Lead is also used as the grouting, or caulking, that holds the myriad pieces of coloured glass that make up the glorious windows of the great cathedrals of France. The modern piece of lead came [right] would have panes of coloured glass slotted in on either side.
But here described are other widespread, yet not much discussed, uses of lead in cathedral construction - for protecting iron bolts, and for levelling the footing of arches and pillars. Iron rusts easily unless protected from the damp air. Using lead to protect the iron chainage has been mentioned above, but this is only one example of iron protection. The others are hidden.
Iron bolts were put between the blocks of stone making up pillars and arches to reinforce them against movement [see left]. However, there were two problems: the iron rusting, and the difficulty in chiselling exact holes in the stone to hold the bolts. The solution was to encase the rod in molten lead, that also surrounded the bolt in its hole, the bolt becoming immovable when the lead solidified.
Lead also provided a easy-setting mortar between relatively rough-cut stones, to ensure the stones have a good seating the ensemble of arches or pillars [see right]. In some situations, molten lead was poured into a pre-fashioned 'tunnel', so molten lead could be introduced into the centre of a wide column or arch.
cathedrals – introduction: reading stained glass
gothic cathedral and church construction
Chartres - wonder of the world
history of ugly stained glass: Auch, Bazas, Dreux
Auch cathedral choir and stalls
Rouen and Monet
Dax and church iconography photographs, Dax
Bazas - iconography and architectural styles
Poitiers, neglected masterpiece photographs, Poitiers / photos 2
Angers, heart of the Angevin Empire photographs, Angers
Laon, the midst of the gothic transition, with added oxen photographs, Laon
Saint-Jean-Baptiste de Lyon
Notre Dame of Lausanne
Senlis - how a typical cathedral changes through the ages
Saint-Bertrand-de-Comminges - the cathedral of the Pyrenees
Le Mans and Bourges cathedrals - medieval space technology
Lausanne rose window - photo-analysis
cathedrals in Lorraine - the Three Bishoprics
cathedral giants - Amiens and Beauvais
Clermont-Ferrand and Agde - from volcanoes to cathedrals
Germans in France - Arras cathedral
Germans in France - Reims cathedral
Germans in France - St. Quentin cathedral
Germans in France - Noyon cathedral
Germans in France - Cambrai cathedral
Germans in France - Soissons cathedral
cathedral plans, and facts
using metal in gothic cathedral construction
cathedral labyrinths and mazes in France
cathedrals and cloisters of France by Elise Whitlock Rose

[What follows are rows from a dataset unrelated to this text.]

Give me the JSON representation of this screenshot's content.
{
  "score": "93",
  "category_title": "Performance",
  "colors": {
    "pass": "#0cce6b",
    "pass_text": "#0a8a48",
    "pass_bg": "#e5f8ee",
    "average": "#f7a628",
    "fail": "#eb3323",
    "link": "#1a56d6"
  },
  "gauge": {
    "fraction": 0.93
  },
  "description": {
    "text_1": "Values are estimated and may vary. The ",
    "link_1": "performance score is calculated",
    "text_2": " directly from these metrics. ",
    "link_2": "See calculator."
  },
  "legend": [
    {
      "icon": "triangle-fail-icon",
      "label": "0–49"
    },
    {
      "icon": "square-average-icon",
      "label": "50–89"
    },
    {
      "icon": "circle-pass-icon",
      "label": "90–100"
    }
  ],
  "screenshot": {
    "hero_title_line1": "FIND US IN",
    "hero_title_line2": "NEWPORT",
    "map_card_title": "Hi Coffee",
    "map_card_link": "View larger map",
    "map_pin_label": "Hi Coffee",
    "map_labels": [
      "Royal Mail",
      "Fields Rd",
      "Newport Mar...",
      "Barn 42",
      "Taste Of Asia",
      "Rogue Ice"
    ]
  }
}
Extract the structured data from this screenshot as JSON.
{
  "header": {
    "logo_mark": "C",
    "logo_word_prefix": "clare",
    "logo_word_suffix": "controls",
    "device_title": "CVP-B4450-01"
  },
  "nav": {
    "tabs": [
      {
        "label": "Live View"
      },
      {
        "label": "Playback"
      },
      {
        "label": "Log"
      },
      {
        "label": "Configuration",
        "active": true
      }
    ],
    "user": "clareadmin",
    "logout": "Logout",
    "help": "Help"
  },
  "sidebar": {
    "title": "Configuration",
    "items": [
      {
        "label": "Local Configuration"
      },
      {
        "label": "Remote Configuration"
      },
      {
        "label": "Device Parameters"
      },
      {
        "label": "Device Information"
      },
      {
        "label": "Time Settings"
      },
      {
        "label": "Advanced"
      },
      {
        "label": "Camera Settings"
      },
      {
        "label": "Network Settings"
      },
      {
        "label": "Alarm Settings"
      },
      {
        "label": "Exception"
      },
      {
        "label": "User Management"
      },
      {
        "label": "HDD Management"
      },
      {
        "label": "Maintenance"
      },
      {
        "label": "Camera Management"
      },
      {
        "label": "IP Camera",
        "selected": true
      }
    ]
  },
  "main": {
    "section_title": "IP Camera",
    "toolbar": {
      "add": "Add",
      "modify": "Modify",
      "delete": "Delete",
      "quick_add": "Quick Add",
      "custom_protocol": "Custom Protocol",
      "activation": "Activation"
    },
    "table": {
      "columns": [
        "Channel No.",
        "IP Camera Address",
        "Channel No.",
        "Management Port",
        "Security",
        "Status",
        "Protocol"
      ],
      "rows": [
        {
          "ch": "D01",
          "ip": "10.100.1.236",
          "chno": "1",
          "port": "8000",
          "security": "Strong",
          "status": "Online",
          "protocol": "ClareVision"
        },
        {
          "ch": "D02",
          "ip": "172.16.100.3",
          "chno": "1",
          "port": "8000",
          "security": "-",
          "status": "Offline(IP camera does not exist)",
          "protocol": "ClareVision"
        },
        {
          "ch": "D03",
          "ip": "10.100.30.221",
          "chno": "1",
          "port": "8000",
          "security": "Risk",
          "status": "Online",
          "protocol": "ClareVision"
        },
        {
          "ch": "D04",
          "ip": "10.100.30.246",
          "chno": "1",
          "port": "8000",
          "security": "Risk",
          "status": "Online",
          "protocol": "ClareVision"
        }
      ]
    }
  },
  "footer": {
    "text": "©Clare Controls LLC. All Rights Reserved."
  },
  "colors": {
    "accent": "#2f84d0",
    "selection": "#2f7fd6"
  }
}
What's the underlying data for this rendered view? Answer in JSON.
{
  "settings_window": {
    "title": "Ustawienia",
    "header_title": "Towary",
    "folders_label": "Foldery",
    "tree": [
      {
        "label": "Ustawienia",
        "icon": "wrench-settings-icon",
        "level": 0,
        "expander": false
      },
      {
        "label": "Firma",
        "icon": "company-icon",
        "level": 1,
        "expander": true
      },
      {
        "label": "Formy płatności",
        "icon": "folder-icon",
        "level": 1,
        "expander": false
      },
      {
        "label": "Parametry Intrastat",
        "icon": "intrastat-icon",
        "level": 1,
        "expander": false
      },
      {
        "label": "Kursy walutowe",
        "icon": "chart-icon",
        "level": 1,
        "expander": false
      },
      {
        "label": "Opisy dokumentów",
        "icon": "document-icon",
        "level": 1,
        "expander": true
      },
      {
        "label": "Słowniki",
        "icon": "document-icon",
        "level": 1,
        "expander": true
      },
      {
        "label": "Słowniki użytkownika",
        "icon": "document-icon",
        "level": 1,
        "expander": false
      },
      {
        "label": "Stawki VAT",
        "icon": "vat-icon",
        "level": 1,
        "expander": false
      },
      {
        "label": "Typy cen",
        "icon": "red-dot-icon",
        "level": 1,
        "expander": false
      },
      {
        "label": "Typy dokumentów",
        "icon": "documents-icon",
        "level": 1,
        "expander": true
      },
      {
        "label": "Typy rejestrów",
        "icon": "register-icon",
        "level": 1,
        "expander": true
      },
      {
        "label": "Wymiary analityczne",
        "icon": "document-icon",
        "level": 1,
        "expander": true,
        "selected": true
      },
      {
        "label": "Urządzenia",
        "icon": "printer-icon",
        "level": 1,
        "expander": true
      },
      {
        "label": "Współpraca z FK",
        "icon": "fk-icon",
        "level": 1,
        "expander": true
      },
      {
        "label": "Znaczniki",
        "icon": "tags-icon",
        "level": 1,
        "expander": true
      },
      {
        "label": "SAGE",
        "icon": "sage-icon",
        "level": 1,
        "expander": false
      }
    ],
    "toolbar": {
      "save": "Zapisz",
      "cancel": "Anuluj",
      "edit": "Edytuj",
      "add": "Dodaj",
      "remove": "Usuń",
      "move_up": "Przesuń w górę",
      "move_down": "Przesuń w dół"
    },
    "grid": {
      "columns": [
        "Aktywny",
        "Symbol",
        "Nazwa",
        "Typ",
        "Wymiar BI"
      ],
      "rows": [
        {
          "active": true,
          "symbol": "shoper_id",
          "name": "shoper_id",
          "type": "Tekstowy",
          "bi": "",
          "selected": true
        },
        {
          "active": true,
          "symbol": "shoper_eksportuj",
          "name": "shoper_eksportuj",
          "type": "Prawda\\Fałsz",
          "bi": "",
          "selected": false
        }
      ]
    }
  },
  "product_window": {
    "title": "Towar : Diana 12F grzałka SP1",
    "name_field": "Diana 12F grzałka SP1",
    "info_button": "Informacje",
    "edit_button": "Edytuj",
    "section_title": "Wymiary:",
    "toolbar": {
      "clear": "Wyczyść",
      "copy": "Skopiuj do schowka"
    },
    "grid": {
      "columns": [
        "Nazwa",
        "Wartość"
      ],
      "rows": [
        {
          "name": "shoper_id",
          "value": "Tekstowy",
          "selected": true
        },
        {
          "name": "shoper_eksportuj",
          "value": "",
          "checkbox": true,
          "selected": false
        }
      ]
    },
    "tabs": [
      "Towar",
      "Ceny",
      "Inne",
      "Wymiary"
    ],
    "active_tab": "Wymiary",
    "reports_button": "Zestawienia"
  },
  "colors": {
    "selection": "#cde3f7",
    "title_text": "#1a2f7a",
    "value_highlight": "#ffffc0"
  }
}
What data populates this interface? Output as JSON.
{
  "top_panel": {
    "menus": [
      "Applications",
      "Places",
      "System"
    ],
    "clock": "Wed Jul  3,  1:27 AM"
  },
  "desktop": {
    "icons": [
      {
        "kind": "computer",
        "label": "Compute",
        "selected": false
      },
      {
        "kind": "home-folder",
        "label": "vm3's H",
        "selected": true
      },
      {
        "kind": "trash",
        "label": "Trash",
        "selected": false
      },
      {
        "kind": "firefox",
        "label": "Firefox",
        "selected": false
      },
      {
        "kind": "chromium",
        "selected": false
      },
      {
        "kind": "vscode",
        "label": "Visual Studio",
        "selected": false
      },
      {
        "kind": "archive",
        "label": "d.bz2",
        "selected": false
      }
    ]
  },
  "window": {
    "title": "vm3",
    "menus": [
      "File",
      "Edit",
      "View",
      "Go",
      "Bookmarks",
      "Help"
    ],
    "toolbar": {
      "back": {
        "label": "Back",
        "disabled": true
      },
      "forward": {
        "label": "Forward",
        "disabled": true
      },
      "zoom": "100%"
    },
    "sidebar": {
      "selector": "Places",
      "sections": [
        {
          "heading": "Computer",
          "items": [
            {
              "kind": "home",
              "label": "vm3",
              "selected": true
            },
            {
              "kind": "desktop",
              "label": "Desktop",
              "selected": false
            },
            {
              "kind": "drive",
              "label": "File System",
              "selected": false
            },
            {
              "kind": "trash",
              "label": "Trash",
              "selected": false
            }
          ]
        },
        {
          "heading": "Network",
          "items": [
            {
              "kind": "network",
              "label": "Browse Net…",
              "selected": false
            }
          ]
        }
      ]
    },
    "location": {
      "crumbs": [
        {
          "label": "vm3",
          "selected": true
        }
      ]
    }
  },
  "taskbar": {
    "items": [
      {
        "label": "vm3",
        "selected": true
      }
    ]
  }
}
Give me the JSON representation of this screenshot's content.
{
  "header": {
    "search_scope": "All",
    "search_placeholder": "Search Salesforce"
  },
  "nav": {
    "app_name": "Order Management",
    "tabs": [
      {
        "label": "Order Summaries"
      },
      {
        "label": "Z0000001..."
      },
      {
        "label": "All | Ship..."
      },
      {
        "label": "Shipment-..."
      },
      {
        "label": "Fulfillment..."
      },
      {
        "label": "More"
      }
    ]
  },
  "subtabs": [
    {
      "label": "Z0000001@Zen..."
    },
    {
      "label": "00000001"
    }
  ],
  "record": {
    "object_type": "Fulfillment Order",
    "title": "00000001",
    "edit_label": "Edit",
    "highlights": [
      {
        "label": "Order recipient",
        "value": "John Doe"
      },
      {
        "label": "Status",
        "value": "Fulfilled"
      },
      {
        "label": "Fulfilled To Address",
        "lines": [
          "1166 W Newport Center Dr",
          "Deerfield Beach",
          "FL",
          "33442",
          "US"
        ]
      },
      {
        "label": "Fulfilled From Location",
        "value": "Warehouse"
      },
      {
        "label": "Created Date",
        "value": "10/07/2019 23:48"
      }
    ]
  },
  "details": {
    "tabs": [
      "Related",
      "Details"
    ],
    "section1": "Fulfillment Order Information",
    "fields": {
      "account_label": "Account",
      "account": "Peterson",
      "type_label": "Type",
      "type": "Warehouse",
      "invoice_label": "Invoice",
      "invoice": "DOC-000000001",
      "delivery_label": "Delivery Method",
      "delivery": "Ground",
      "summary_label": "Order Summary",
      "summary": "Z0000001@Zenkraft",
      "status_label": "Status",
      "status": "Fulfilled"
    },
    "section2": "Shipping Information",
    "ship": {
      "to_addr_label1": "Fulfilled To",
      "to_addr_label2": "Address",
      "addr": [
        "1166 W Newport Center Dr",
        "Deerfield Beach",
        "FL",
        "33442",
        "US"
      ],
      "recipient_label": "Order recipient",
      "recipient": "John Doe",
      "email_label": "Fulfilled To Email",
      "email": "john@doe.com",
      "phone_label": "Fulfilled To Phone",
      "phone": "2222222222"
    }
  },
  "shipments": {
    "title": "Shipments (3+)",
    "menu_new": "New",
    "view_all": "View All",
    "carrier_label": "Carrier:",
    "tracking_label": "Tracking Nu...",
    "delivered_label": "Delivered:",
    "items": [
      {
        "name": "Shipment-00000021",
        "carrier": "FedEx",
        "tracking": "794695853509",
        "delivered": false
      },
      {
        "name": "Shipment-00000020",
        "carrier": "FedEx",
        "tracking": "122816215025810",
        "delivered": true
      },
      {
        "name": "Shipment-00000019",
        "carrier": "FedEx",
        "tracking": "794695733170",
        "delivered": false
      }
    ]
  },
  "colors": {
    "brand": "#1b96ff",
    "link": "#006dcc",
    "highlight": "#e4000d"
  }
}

|abstracts||briefings||information||headlines||loud music & hearing damage||children & television violence||what is memory, and intelligence?||about abelard|
© abelard, 2016, 31 january
the address for this document is http://www.abelard.org/france/using-metal-in-cathedral-construction.php